Finishing Tynemouth Priory

I’m a little behind with posting this, but there were a few details to finish off-video…

I didn’t want to overdo the water, but I wanted to break up the pattern a little, to create the sense of foam on the surface. I’ve used French Knots, in white silk and very very pale blue single strands of cotton. There were more, but having put them in, I took them straight out again!

Finally, I got to add in the two needlelace slips. I hope you can see that I’ve added a few green French knots to help one section to bed in nicely.

The other one, I’ve twisted and pulled a little, and I’ve tried not to stitch it down too firmly or in too many places. I want the shadow of the slip to help create the sense of distance and disintegration, and I think it’s turned out rather well. I did jam it up hard against the rows of raised satin stitch, and again, I had to be a bit careful, to make sure I didn’t pull those stitches through to the back.

Finally, the first attempt at Tynemouth Priory for “Leaving the Tyme 1915”, finished in its own right. I suspect that when I frame it, I will crop at least some of the water out, but for sure, as I said in the video, adding it in if you didn’t do enough the first time becomes really, really trying.

As you know, I don’t feel comfortable planning to the last detail before I stitch. I like to have space to explore and experiment. That in turn means I have to be comfortable tweaking how I work and how I display what I’ve done, and it is often the case that embroidery responds to close mounting in a way that watercolours, for instance, do not. I would far rather do more stitching than I really needed to – even with an exasperating stitch like this! – than have to go back to it when I thought I was finished and my mind has moved on to something else!


  1. Mam says:

    This is lovely, Rachel. There is a harmony between sky and sea that is very appealing and the subtle sunlight on the buildings lightens the atmosphere.

  2. Alex Hall says:

    You’ve achieved a lovely sense of perspective in the ruins, leading the eye away into the sky and I think you’re absolutely right about it being better to cover that try and retro-fit more stitching in if there’s not quite enough. It never looks quite right to me, however carefully you try and blend it in.

  3. Sue Jones says:

    Absolutely agree about the sense of perspective and the sunlight. Another piece to be proud of.
    I did enjoy watching you gradually stitching this and talking about matters arising – those videos were especially valuable in the depth of lockdown. Thank you for being brave enough to do them.
    What’s the next project?

  4. Amo says:

    Love it all but particularly the sky.

  5. Carolyn Foley says:

    I have two favourite sections, the sky and the buildings. Both remind me of a painting that I have seen. I really look forward to seeing it framed. Congratulations

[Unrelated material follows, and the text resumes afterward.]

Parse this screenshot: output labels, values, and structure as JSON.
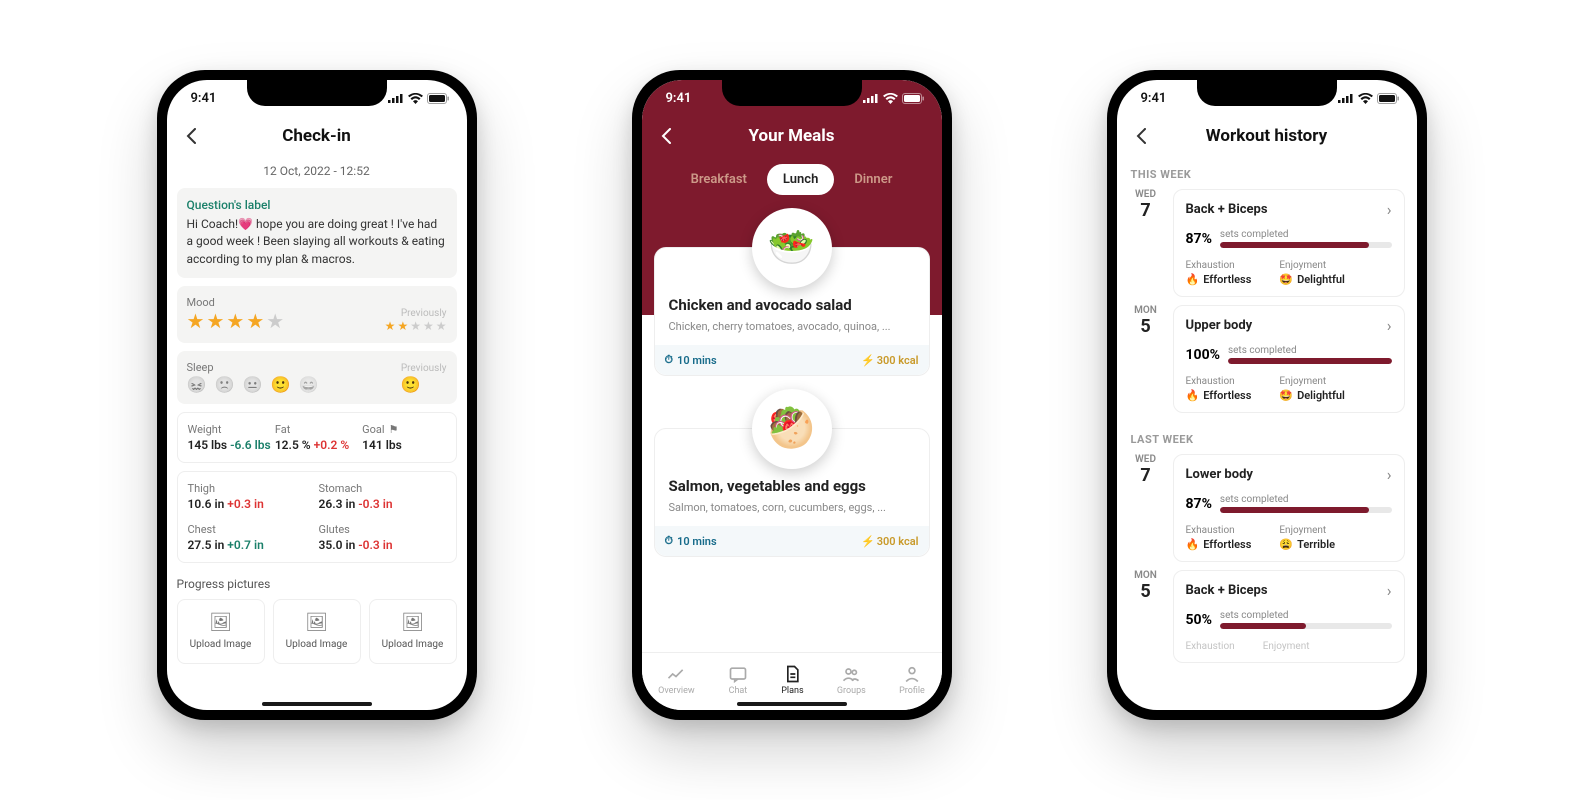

  6. Congratulations. You have pictured the scene nicely, the buildings blend in with the sky and the beach with the waves. Like Carolyn I look forward to seeing this framed.

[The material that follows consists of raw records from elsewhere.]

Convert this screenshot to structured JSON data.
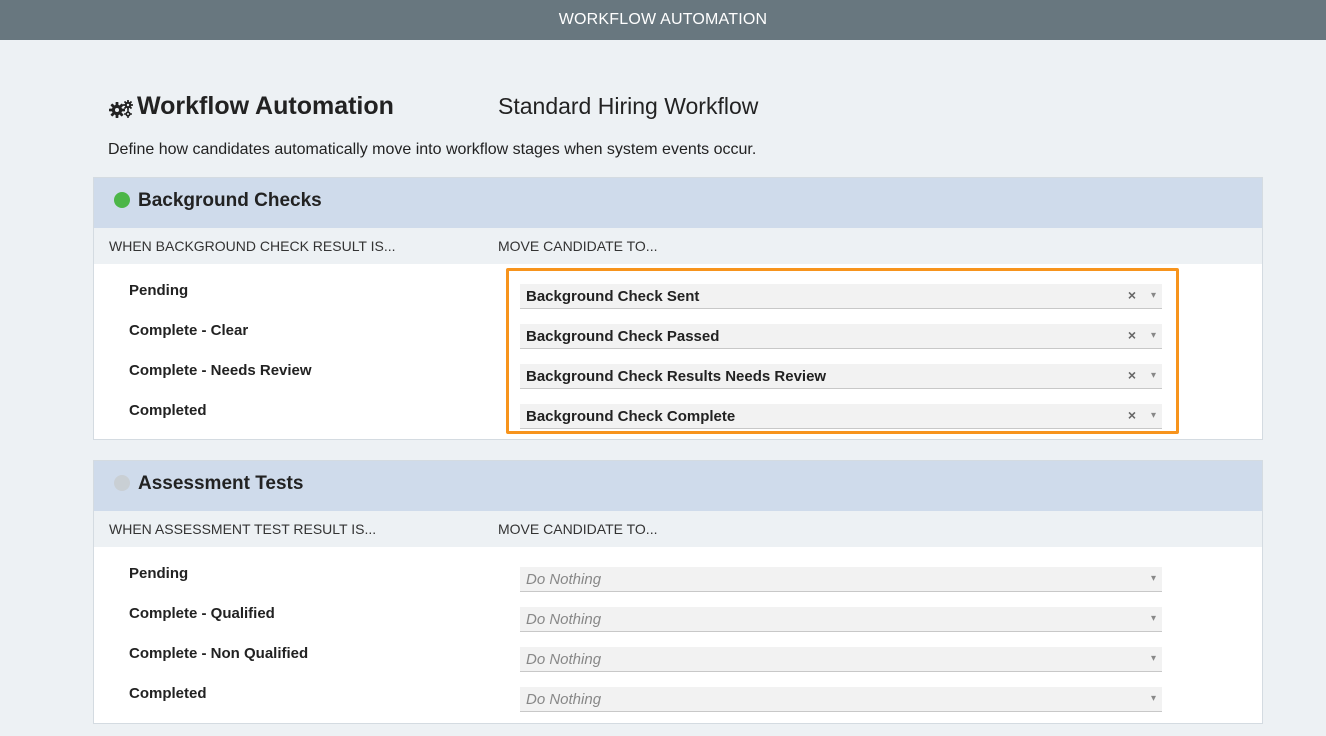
{
  "app": {
    "title": "WORKFLOW AUTOMATION"
  },
  "page": {
    "title": "Workflow Automation",
    "workflow_name": "Standard Hiring Workflow",
    "description": "Define how candidates automatically move into workflow stages when system events occur."
  },
  "sections": [
    {
      "title": "Background Checks",
      "status_color": "#4cb648",
      "col_left": "WHEN BACKGROUND CHECK RESULT IS...",
      "col_right": "MOVE CANDIDATE TO...",
      "rows": [
        {
          "label": "Pending",
          "value": "Background Check Sent",
          "clear": "×",
          "caret": "▾"
        },
        {
          "label": "Complete - Clear",
          "value": "Background Check Passed",
          "clear": "×",
          "caret": "▾"
        },
        {
          "label": "Complete - Needs Review",
          "value": "Background Check Results Needs Review",
          "clear": "×",
          "caret": "▾"
        },
        {
          "label": "Completed",
          "value": "Background Check Complete",
          "clear": "×",
          "caret": "▾"
        }
      ]
    },
    {
      "title": "Assessment Tests",
      "status_color": "#c9cfd4",
      "col_left": "WHEN ASSESSMENT TEST RESULT IS...",
      "col_right": "MOVE CANDIDATE TO...",
      "rows": [
        {
          "label": "Pending",
          "placeholder": "Do Nothing",
          "caret": "▾"
        },
        {
          "label": "Complete - Qualified",
          "placeholder": "Do Nothing",
          "caret": "▾"
        },
        {
          "label": "Complete - Non Qualified",
          "placeholder": "Do Nothing",
          "caret": "▾"
        },
        {
          "label": "Completed",
          "placeholder": "Do Nothing",
          "caret": "▾"
        }
      ]
    }
  ],
  "colors": {
    "topbar": "#68777f",
    "section_header": "#cfdbeb",
    "highlight": "#f7941d"
  }
}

  7. Jen Mullen says:

    Love the little bubbles on the waves and the ruins. An iconic scene. 🙂